= Prompt =
State only how many lines below include the string "label".

——————————

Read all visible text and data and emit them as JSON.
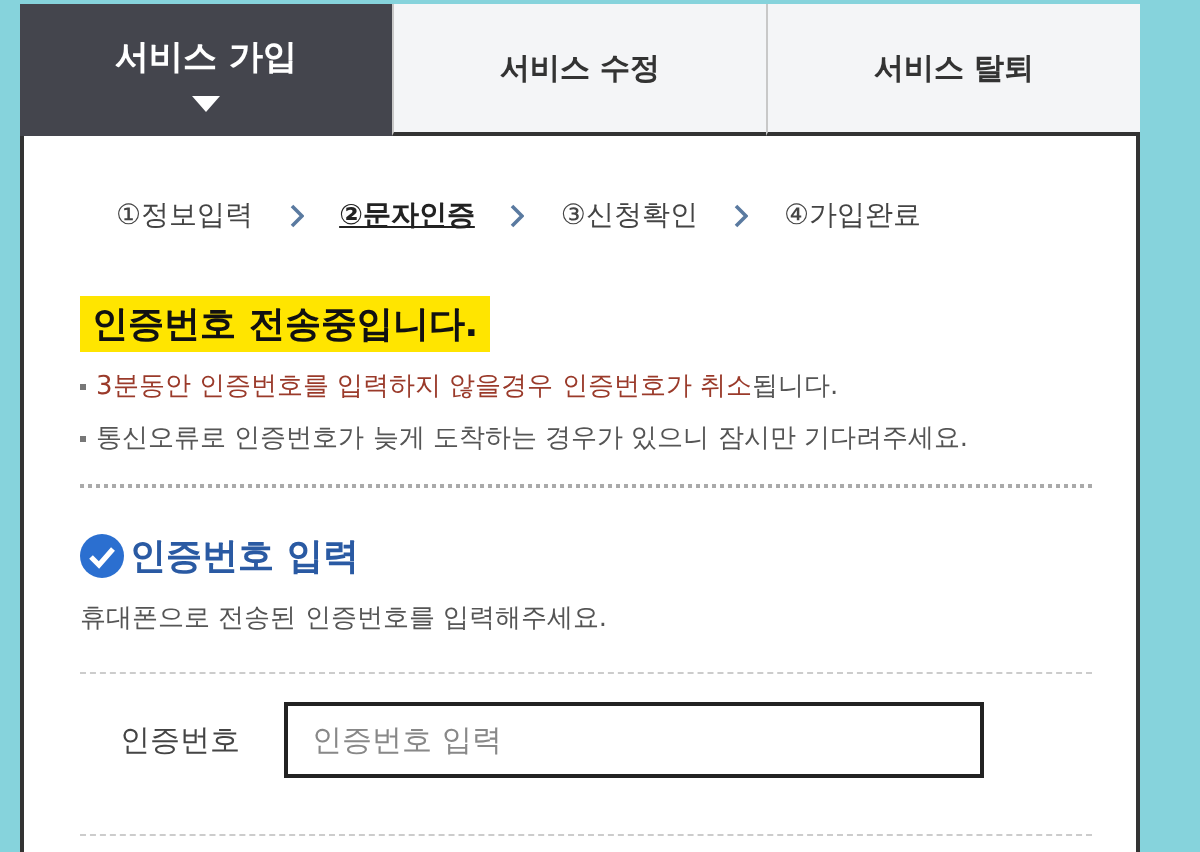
{
  "tabs": [
    {
      "label": "서비스 가입",
      "selected": true
    },
    {
      "label": "서비스 수정",
      "selected": false
    },
    {
      "label": "서비스 탈퇴",
      "selected": false
    }
  ],
  "steps": [
    {
      "label": "①정보입력",
      "selected": false
    },
    {
      "label": "②문자인증",
      "selected": true
    },
    {
      "label": "③신청확인",
      "selected": false
    },
    {
      "label": "④가입완료",
      "selected": false
    }
  ],
  "status_heading": "인증번호 전송중입니다.",
  "notices": [
    {
      "highlighted": "3분동안 인증번호를 입력하지 않을경우 인증번호가 취소",
      "rest": "됩니다."
    },
    {
      "rest": "통신오류로 인증번호가 늦게 도착하는 경우가 있으니 잠시만 기다려주세요."
    }
  ],
  "section": {
    "title": "인증번호 입력",
    "description": "휴대폰으로 전송된 인증번호를 입력해주세요."
  },
  "field": {
    "label": "인증번호",
    "placeholder": "인증번호 입력"
  }
}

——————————

= Solution for this exercise =
8